Charles Barlow Cooper and Edgar Cooper

The following two casualties shared the same surname and were first cousins once removed three times over, via their Cooper, Barlow and Pugh ancestors. I would like to thank Gail Brumfitt and Patricia Wilcock for their help in understanding the relevant family trees

Charles Barlow Cooper

Charles belonged to a well-known Hoylake fishing family, who resided in the centre of the old township of Hoose along with many other working class families, many of whom earned their livings by fishing. His parents were Joseph Cooper (1841-1892) and Jane Pugh (1841-1923). Charles’s middle name was inherited from his paternal grandmother, Ellen Barlow, who lived locally between 1809 and 1886. Continue reading “Charles Barlow Cooper and Edgar Cooper”

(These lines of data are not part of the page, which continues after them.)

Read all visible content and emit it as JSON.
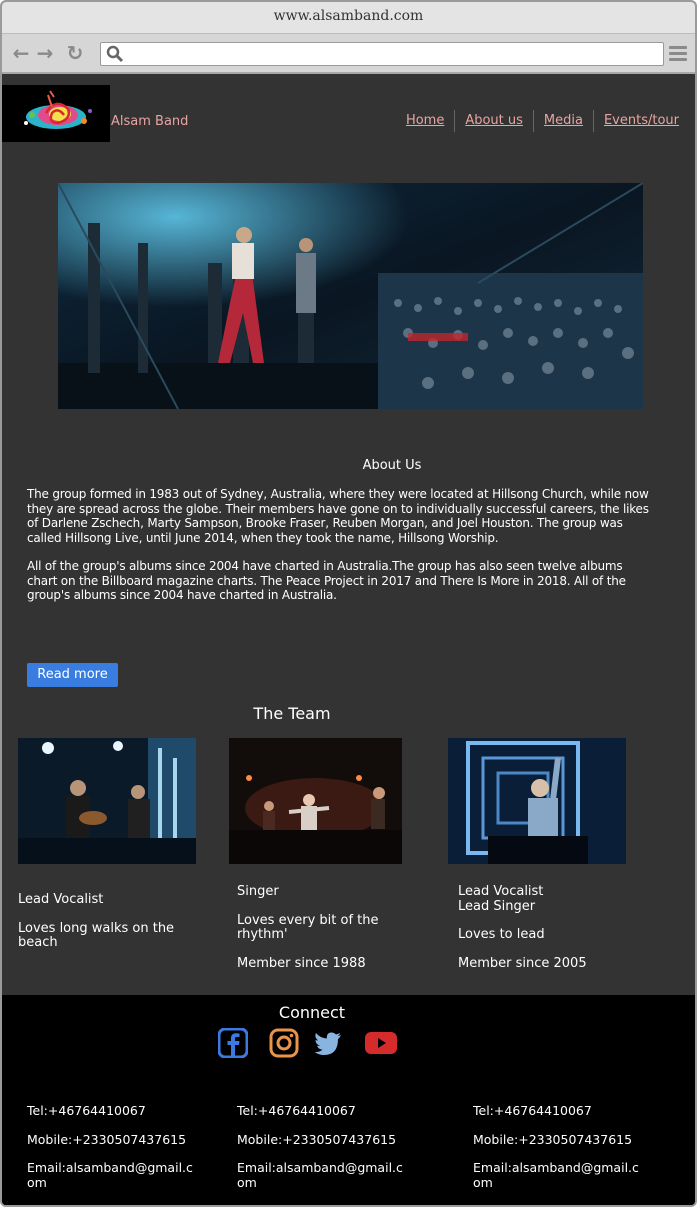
{
  "browser": {
    "url": "www.alsamband.com"
  },
  "header": {
    "brand": "Alsam Band",
    "nav": [
      "Home",
      "About us",
      "Media",
      "Events/tour"
    ]
  },
  "about": {
    "heading": "About Us",
    "para1": "The group formed in 1983 out of Sydney, Australia, where they were located at Hillsong Church, while now they are spread across the globe. Their members have gone on to individually successful careers, the likes of Darlene Zschech, Marty Sampson, Brooke Fraser, Reuben Morgan, and Joel Houston. The group was called Hillsong Live, until June 2014, when they took the name, Hillsong Worship.",
    "para2": "All of the group's albums since 2004 have charted in Australia.The group has also seen twelve albums chart on the Billboard magazine charts. The Peace Project in 2017 and There Is More in 2018. All of the group's albums since 2004 have charted in Australia.",
    "read_more": "Read more"
  },
  "team": {
    "heading": "The Team",
    "members": [
      {
        "role": "Lead Vocalist",
        "desc": "Loves long walks on the beach",
        "since": ""
      },
      {
        "role": "Singer",
        "desc": "Loves every bit of the rhythm'",
        "since": "Member since 1988"
      },
      {
        "role": "Lead Vocalist\n Lead Singer",
        "desc": "Loves to lead",
        "since": "Member since 2005"
      }
    ]
  },
  "footer": {
    "connect": "Connect",
    "social_icons": [
      "facebook-icon",
      "instagram-icon",
      "twitter-icon",
      "youtube-icon"
    ],
    "contacts": [
      {
        "tel": "Tel:+46764410067",
        "mobile": "Mobile:+2330507437615",
        "email": "Email:alsamband@gmail.com"
      },
      {
        "tel": "Tel:+46764410067",
        "mobile": "Mobile:+2330507437615",
        "email": "Email:alsamband@gmail.com"
      },
      {
        "tel": "Tel:+46764410067",
        "mobile": "Mobile:+2330507437615",
        "email": "Email:alsamband@gmail.com"
      }
    ]
  },
  "colors": {
    "background": "#333333",
    "link": "#e8a4a0",
    "button": "#3a7de0",
    "footer": "#000000"
  }
}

Arthur, Samuel and Septimus Harold Barlow

Arthur and Samuel Barlow were sons of Thomas Edward (1862-1947) and Elizabeth (née Davies, 1861 – 1914). The Barlows were a long-established Hoylake and Meols family, many of whom were fishermen. Due to his vast experience and qualification as a skipper of fishing smacks (gained in March 1901), Thomas Edward was known as “Captain Barlow”. On census night in 1901 his family were residing at 23 Shaw Street, Hoylake whilst he was on board the Felicity in Pwllheli Harbour on the Lleyn Peninsula in North Wales. Ten years later, he was on board the Pansy in Douglas Harbour on the Isle of Man. Along with his brothers Thomas and Frank, Samuel was also on board, working as the cook, at the age of 14. On that occasion Arthur was aged 11 and living in the family’s seven-roomed house at 10 Ferndale Road, Hoylake with his mother, two sisters, grandfather Thomas senior (aged 75) and uncle Joseph (aged 70). Both of the latter were retired fishermen. Continue reading “Arthur, Samuel and Septimus Harold Barlow”